And the question of how Hispanics fit within America’s constructed categories of race has long been contested. Mexican was included as a category on the 1930 census, but Hispanic was not included until 1980. From the 1930s into the ’60s, Haney López told me, many Hispanic advocacy groups pursued the same political strategy as Southern and Eastern European immigrants, seeking to distinguish themselves from African Americans and ultimately be accepted as white.
“With the civil-rights movement,” Haney López said, “you get this rapid, significant shift where a lot of folks in the leadership class and the more politically engaged elements of the community say, No, we’re not white. We’re actually brown, and we always have been brown. And we’ve been brainwashed, brainwashed ourselves into thinking we’re white, but actually, we’re brown, and we’re brown in a way that makes us similar to African Americans.”
That shift, though, was hardly universal, Haney López said, pointing to a survey he worked on in 2020. Only about a quarter of Latinos saw the group as being “people of color,” he found, and those respondents tended to be more liberal.
The idea that a Hispanic American could be a white supremacist may seem confounding to those wedded to the idea that racial identity is both a biological fact and fixed throughout time. But neither is true.
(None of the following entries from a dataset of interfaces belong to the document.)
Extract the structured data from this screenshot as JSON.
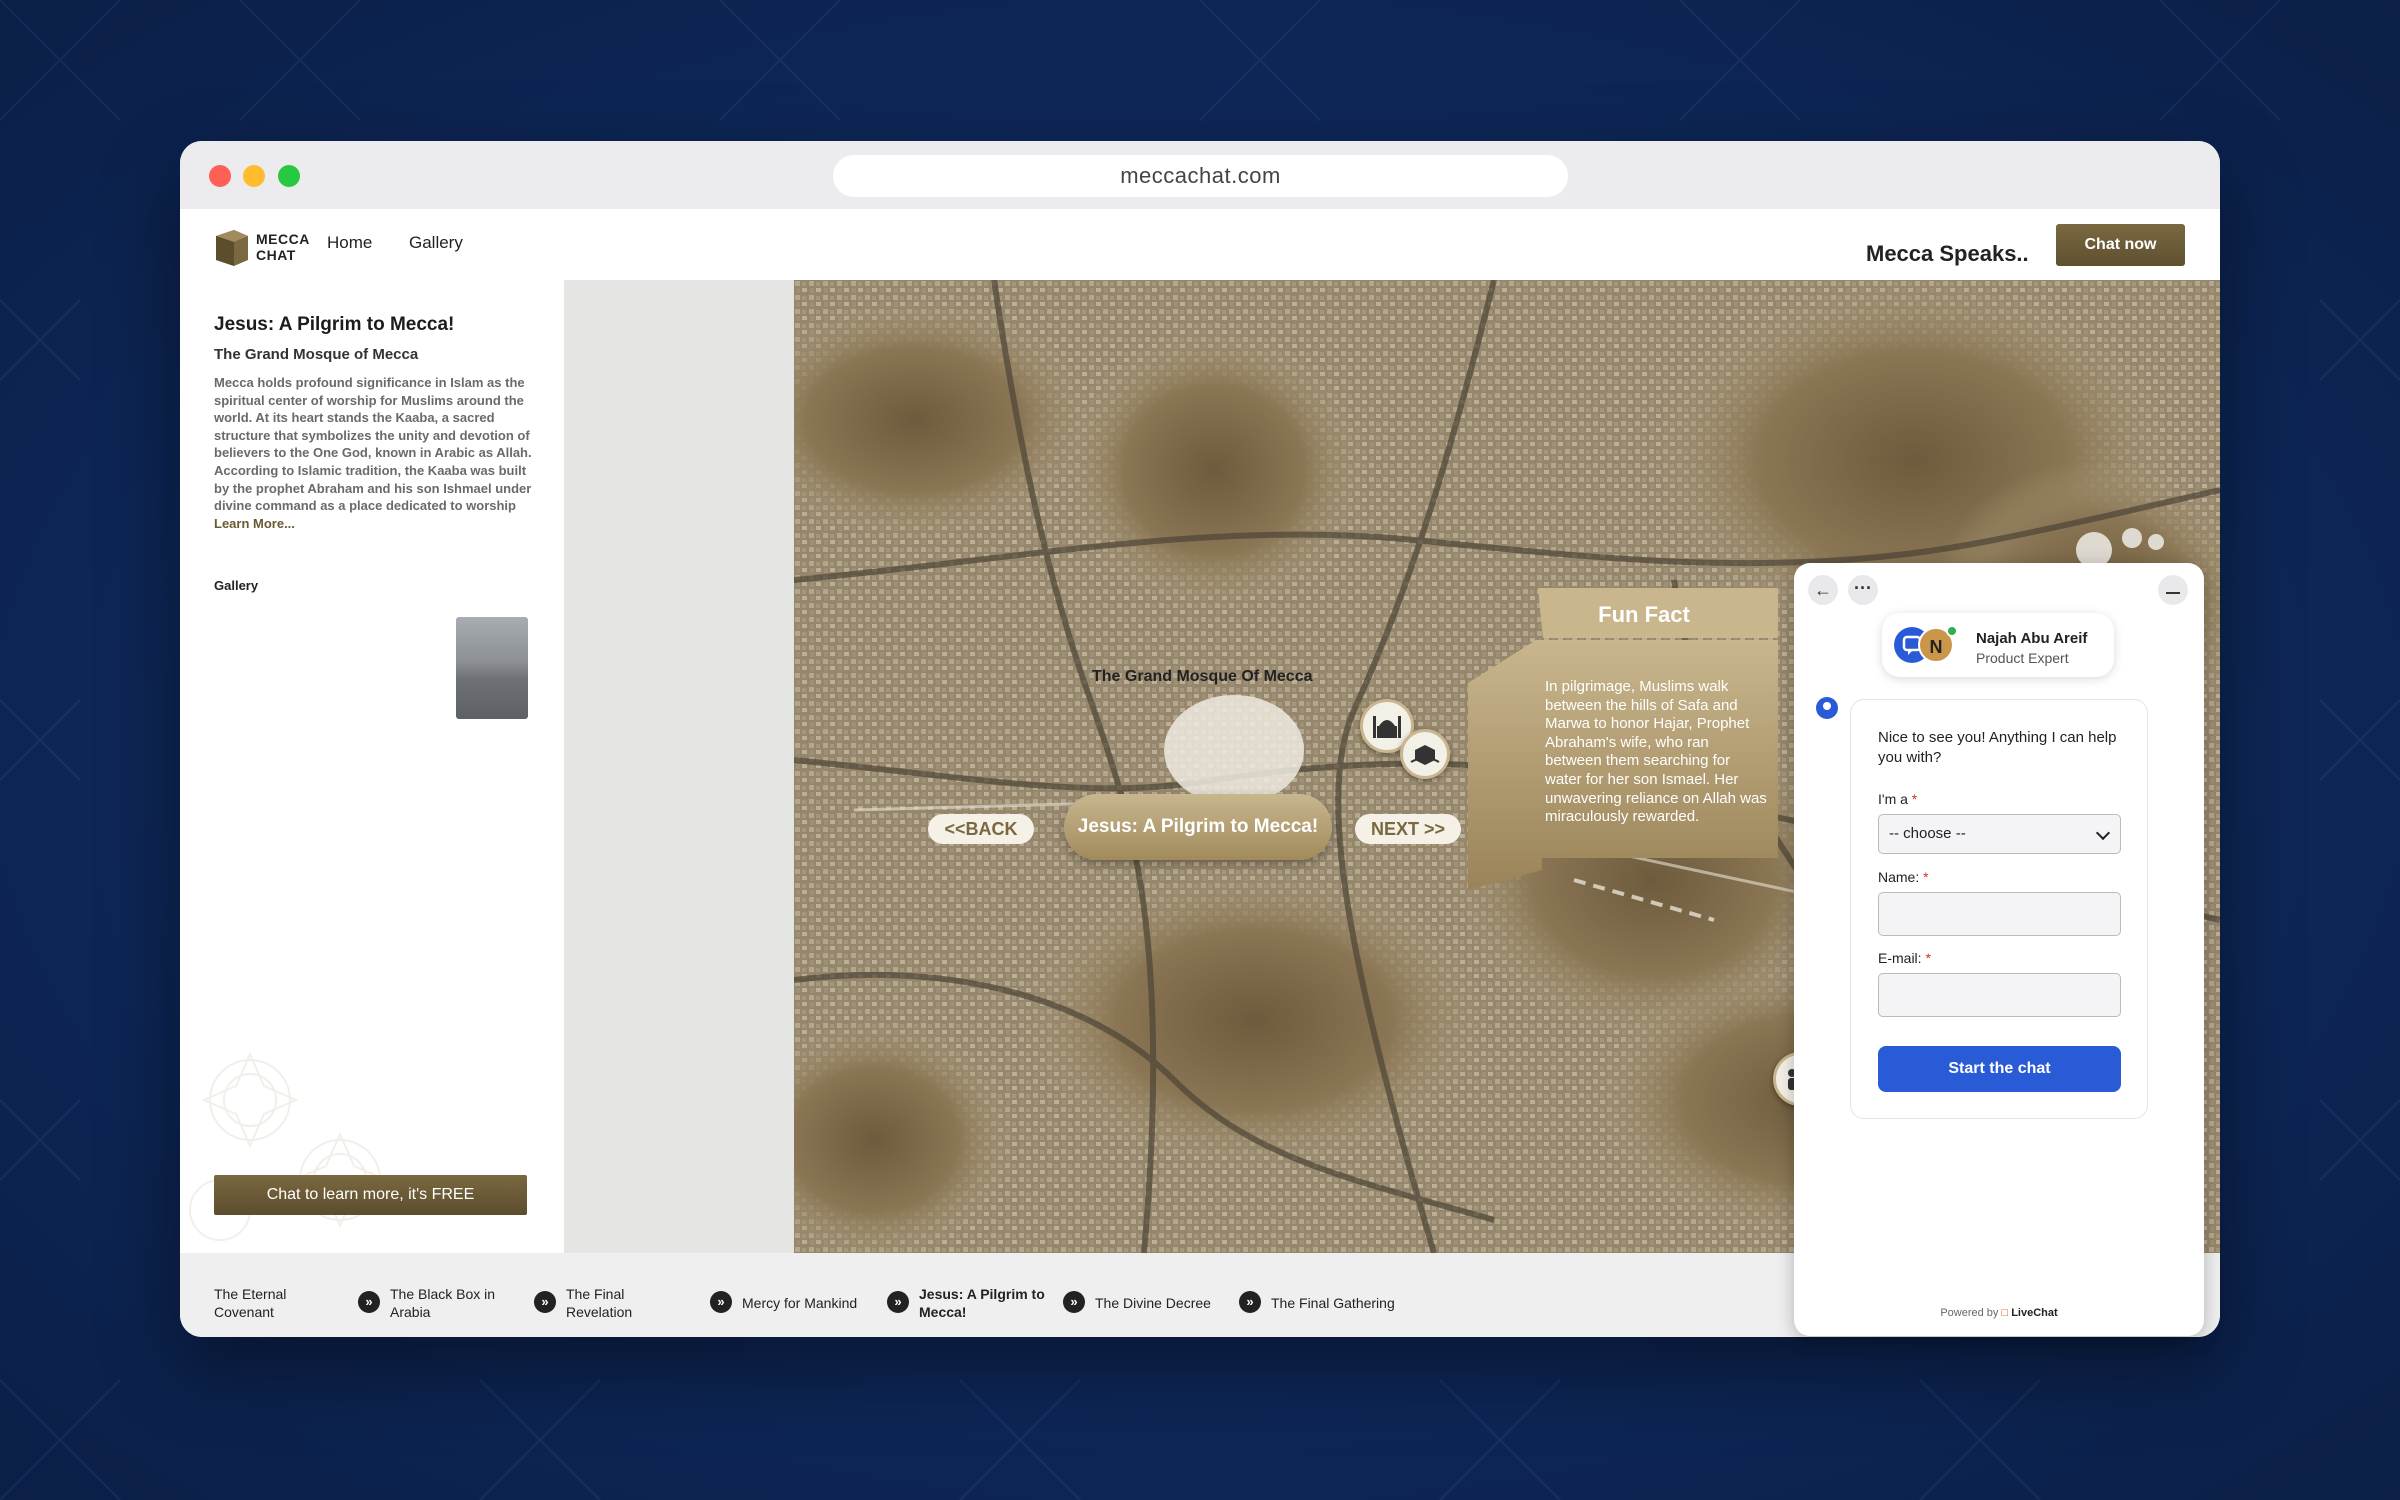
{
  "browser": {
    "url": "meccachat.com"
  },
  "nav": {
    "logo_line1": "MECCA",
    "logo_line2": "CHAT",
    "home": "Home",
    "gallery": "Gallery",
    "tagline": "Mecca Speaks..",
    "chat_now": "Chat now"
  },
  "sidebar": {
    "title": "Jesus: A Pilgrim to Mecca!",
    "subtitle": "The Grand Mosque of Mecca",
    "body": "Mecca holds profound significance in Islam as the spiritual center of worship for Muslims around the world. At its heart stands the Kaaba, a sacred structure that symbolizes the unity and devotion of believers to the One God, known in Arabic as Allah. According to Islamic tradition, the Kaaba was built by the prophet Abraham and his son Ishmael under divine command as a place dedicated to worship",
    "learn_more": "Learn More...",
    "gallery_label": "Gallery",
    "cta": "Chat to learn more, it's FREE"
  },
  "map": {
    "place_label": "The Grand Mosque Of Mecca",
    "back": "<<BACK",
    "next": "NEXT >>",
    "current": "Jesus: A Pilgrim to Mecca!",
    "fun_fact_title": "Fun Fact",
    "fun_fact_text": "In pilgrimage, Muslims walk between the hills of Safa and Marwa to honor Hajar, Prophet Abraham's wife, who ran between them searching for water for her son Ismael. Her unwavering reliance on Allah was miraculously rewarded."
  },
  "bottom_nav": [
    {
      "label": "The Eternal Covenant"
    },
    {
      "label": "The Black Box in Arabia"
    },
    {
      "label": "The Final Revelation"
    },
    {
      "label": "Mercy for Mankind"
    },
    {
      "label": "Jesus: A Pilgrim to Mecca!"
    },
    {
      "label": "The Divine Decree"
    },
    {
      "label": "The Final Gathering"
    }
  ],
  "chat": {
    "agent_initial": "N",
    "agent_name": "Najah Abu Areif",
    "agent_role": "Product Expert",
    "greeting": "Nice to see you! Anything I can help you with?",
    "field_role_label": "I'm a",
    "field_role_value": "-- choose --",
    "field_name_label": "Name:",
    "field_email_label": "E-mail:",
    "required_mark": "*",
    "start_button": "Start the chat",
    "powered_by": "Powered by",
    "brand": "LiveChat"
  },
  "colors": {
    "accent_gold": "#7a6840",
    "chat_blue": "#2a5bd7",
    "background": "#0f2a5e"
  }
}
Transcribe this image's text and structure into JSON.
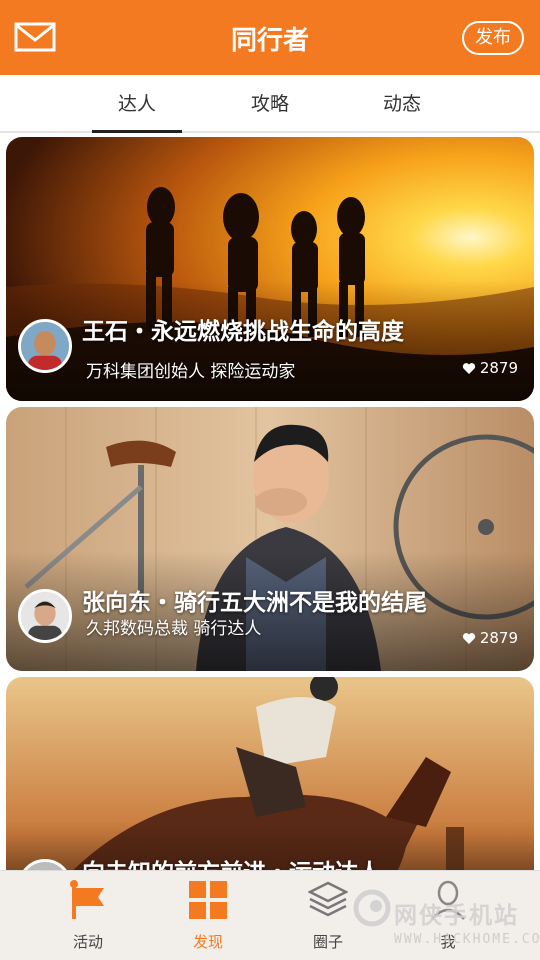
{
  "header": {
    "title": "同行者",
    "publish_label": "发布",
    "mail_icon": "mail-icon",
    "background": "#f47a22"
  },
  "tabs": [
    {
      "label": "达人",
      "active": true
    },
    {
      "label": "攻略",
      "active": false
    },
    {
      "label": "动态",
      "active": false
    }
  ],
  "cards": [
    {
      "title": "王石・永远燃烧挑战生命的高度",
      "subtitle": "万科集团创始人  探险运动家",
      "likes": "2879"
    },
    {
      "title": "张向东・骑行五大洲不是我的结尾",
      "subtitle": "久邦数码总裁  骑行达人",
      "likes": "2879"
    },
    {
      "title": "向未知的前方前进・运动达人",
      "subtitle": "",
      "likes": ""
    }
  ],
  "bottom_nav": [
    {
      "label": "活动",
      "icon": "flag-icon",
      "active": false
    },
    {
      "label": "发现",
      "icon": "grid-icon",
      "active": true
    },
    {
      "label": "圈子",
      "icon": "layers-icon",
      "active": false
    },
    {
      "label": "我",
      "icon": "person-icon",
      "active": false
    }
  ],
  "watermark": {
    "text": "网侠手机站",
    "url": "WWW.HACKHOME.COM"
  },
  "colors": {
    "accent": "#f47a22",
    "tab_bar_bg": "#f2eeea"
  }
}
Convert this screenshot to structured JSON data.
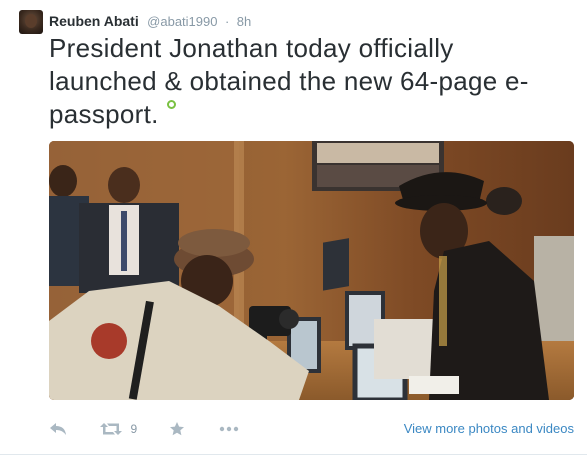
{
  "tweet": {
    "author": {
      "name": "Reuben Abati",
      "handle": "@abati1990"
    },
    "separator": "·",
    "time": "8h",
    "text": "President Jonathan today officially launched & obtained the new 64-page e-passport.",
    "retweet_count": "9",
    "view_more_label": "View more photos and videos"
  },
  "icons": {
    "location": "geo-location-icon",
    "reply": "reply-icon",
    "retweet": "retweet-icon",
    "favorite": "star-icon",
    "more": "more-dots-icon"
  },
  "colors": {
    "name": "#292f33",
    "meta": "#8899a6",
    "link": "#3b88c3",
    "action_icon": "#aab8c2",
    "geo": "#7ac142"
  }
}
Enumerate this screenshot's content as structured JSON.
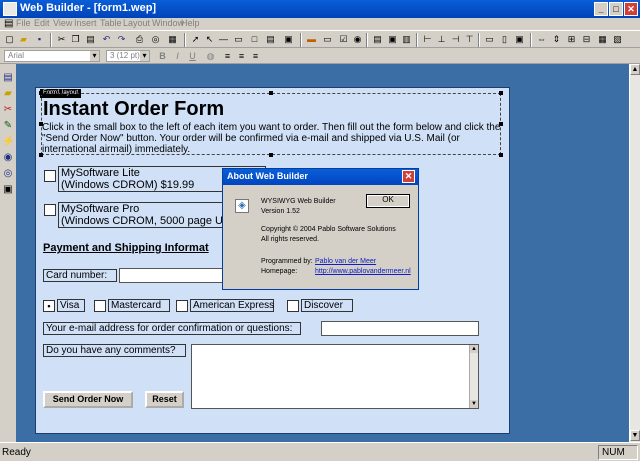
{
  "window": {
    "title": "Web Builder - [form1.wep]"
  },
  "menu": [
    "File",
    "Edit",
    "View",
    "Insert",
    "Table",
    "Layout",
    "Window",
    "Help"
  ],
  "toolbar": {
    "font_value": "Arial",
    "size_value": "3 (12 pt)"
  },
  "form": {
    "layout_tag": "Form1 layout",
    "title": "Instant Order Form",
    "intro": "Click in the small box to the left of each item you want to order. Then fill out the form below and click the \"Send Order Now\" button. Your order will be confirmed via e-mail and shipped via U.S. Mail (or international airmail) immediately.",
    "products": [
      {
        "name": "MySoftware Lite",
        "desc": "(Windows CDROM) $19.99"
      },
      {
        "name": "MySoftware Pro",
        "desc": "(Windows CDROM, 5000 page User M"
      }
    ],
    "payment_heading": "Payment and Shipping Informat",
    "card_label": "Card number:",
    "cards": [
      "Visa",
      "Mastercard",
      "American Express",
      "Discover"
    ],
    "email_label": "Your e-mail address for order confirmation or questions:",
    "comments_label": "Do you have any comments?",
    "send_button": "Send Order Now",
    "reset_button": "Reset"
  },
  "dialog": {
    "title": "About Web Builder",
    "product": "WYSIWYG Web Builder",
    "version": "Version 1.52",
    "copyright": "Copyright © 2004 Pablo Software Solutions",
    "rights": "All rights reserved.",
    "programmed_label": "Programmed by:",
    "programmed_value": "Pablo van der Meer",
    "homepage_label": "Homepage:",
    "homepage_value": "http://www.pablovandermeer.nl",
    "ok_label": "OK"
  },
  "status": {
    "text": "Ready",
    "num": "NUM"
  }
}
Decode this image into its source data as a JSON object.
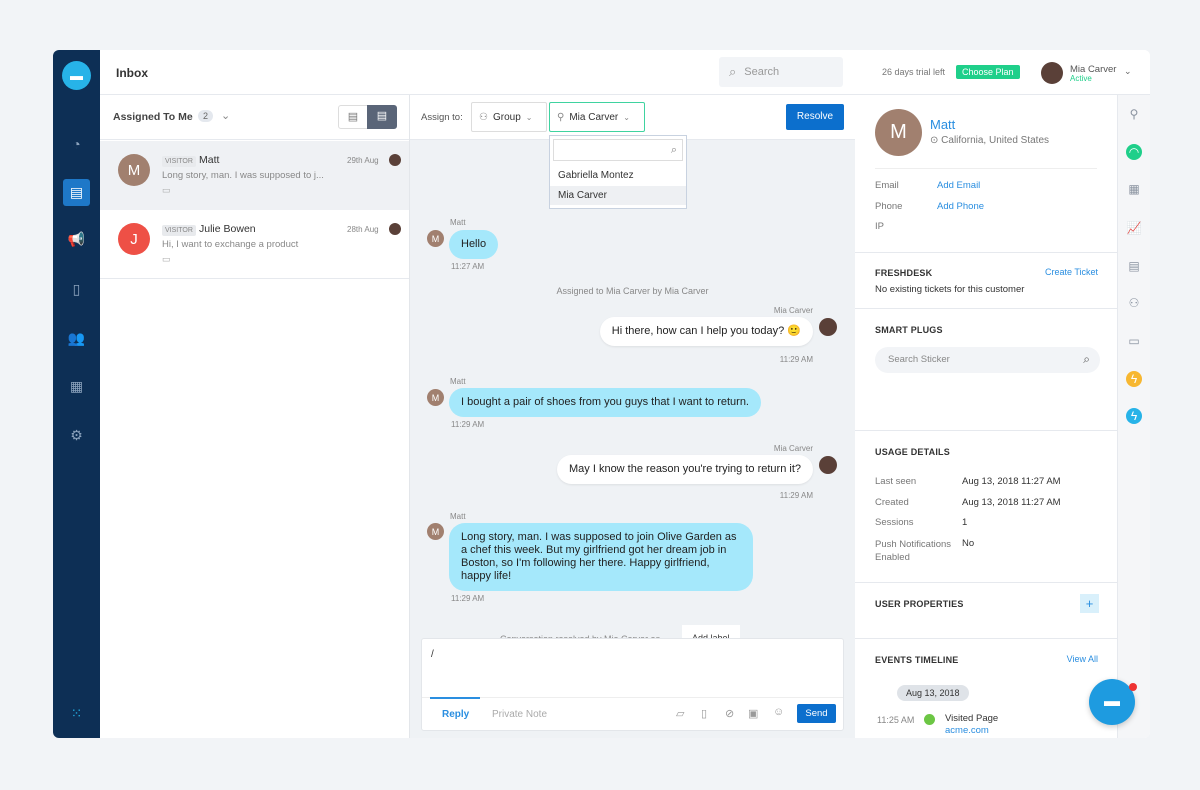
{
  "header": {
    "title": "Inbox",
    "search_placeholder": "Search",
    "trial": "26 days trial left",
    "choose_plan": "Choose Plan",
    "user_name": "Mia Carver",
    "user_status": "Active"
  },
  "list": {
    "filter": "Assigned To Me",
    "count": "2",
    "items": [
      {
        "initial": "M",
        "badge": "VISITOR",
        "name": "Matt",
        "date": "29th Aug",
        "preview": "Long story, man. I was supposed to j...",
        "color": "#a1806f"
      },
      {
        "initial": "J",
        "badge": "VISITOR",
        "name": "Julie Bowen",
        "date": "28th Aug",
        "preview": "Hi, I want to exchange a product",
        "color": "#ee5046"
      }
    ]
  },
  "assign": {
    "label": "Assign to:",
    "group": "Group",
    "agent": "Mia Carver",
    "resolve": "Resolve",
    "options": [
      "Gabriella Montez",
      "Mia Carver"
    ]
  },
  "messages": [
    {
      "sender": "Matt",
      "text": "Hello",
      "time": "11:27 AM"
    },
    {
      "system": "Assigned to Mia Carver by Mia Carver"
    },
    {
      "sender": "Mia Carver",
      "text": "Hi there, how can I help you today? 🙂",
      "time": "11:29 AM"
    },
    {
      "sender": "Matt",
      "text": "I bought a pair of shoes from you guys that I want to return.",
      "time": "11:29 AM"
    },
    {
      "sender": "Mia Carver",
      "text": "May I know the reason you're trying to return it?",
      "time": "11:29 AM"
    },
    {
      "sender": "Matt",
      "text": "Long story, man. I was supposed to join Olive Garden as a chef this week. But my girlfriend got her dream job in Boston, so I'm following her there. Happy girlfriend, happy life!",
      "time": "11:29 AM"
    },
    {
      "system": "Conversation resolved by Mia Carver as",
      "label": "Add label"
    }
  ],
  "composer": {
    "value": "/",
    "reply": "Reply",
    "private_note": "Private Note",
    "send": "Send"
  },
  "profile": {
    "initial": "M",
    "name": "Matt",
    "location": "California, United States",
    "email_label": "Email",
    "email_action": "Add Email",
    "phone_label": "Phone",
    "phone_action": "Add Phone",
    "ip_label": "IP"
  },
  "freshdesk": {
    "title": "FRESHDESK",
    "action": "Create Ticket",
    "text": "No existing tickets for this customer"
  },
  "smart_plugs": {
    "title": "SMART PLUGS",
    "placeholder": "Search Sticker"
  },
  "usage": {
    "title": "USAGE DETAILS",
    "rows": [
      {
        "label": "Last seen",
        "value": "Aug 13, 2018 11:27 AM"
      },
      {
        "label": "Created",
        "value": "Aug 13, 2018 11:27 AM"
      },
      {
        "label": "Sessions",
        "value": "1"
      },
      {
        "label": "Push Notifications Enabled",
        "value": "No"
      }
    ]
  },
  "user_properties": {
    "title": "USER PROPERTIES",
    "add": "+"
  },
  "events": {
    "title": "EVENTS TIMELINE",
    "action": "View All",
    "date": "Aug 13, 2018",
    "time": "11:25 AM",
    "event": "Visited Page",
    "url": "acme.com"
  },
  "colors": {
    "sidebar": "#0d2f55",
    "accent": "#1e78c8",
    "green": "#1fcf8a",
    "bubble": "#a5e8fb"
  }
}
And it’s not at all surprising, given the history of racism in the United States, that someone would see such an ideology as a way to raise his status relative to others.
“You don’t have to look any particular way to want to be part of the club,” Hernández said.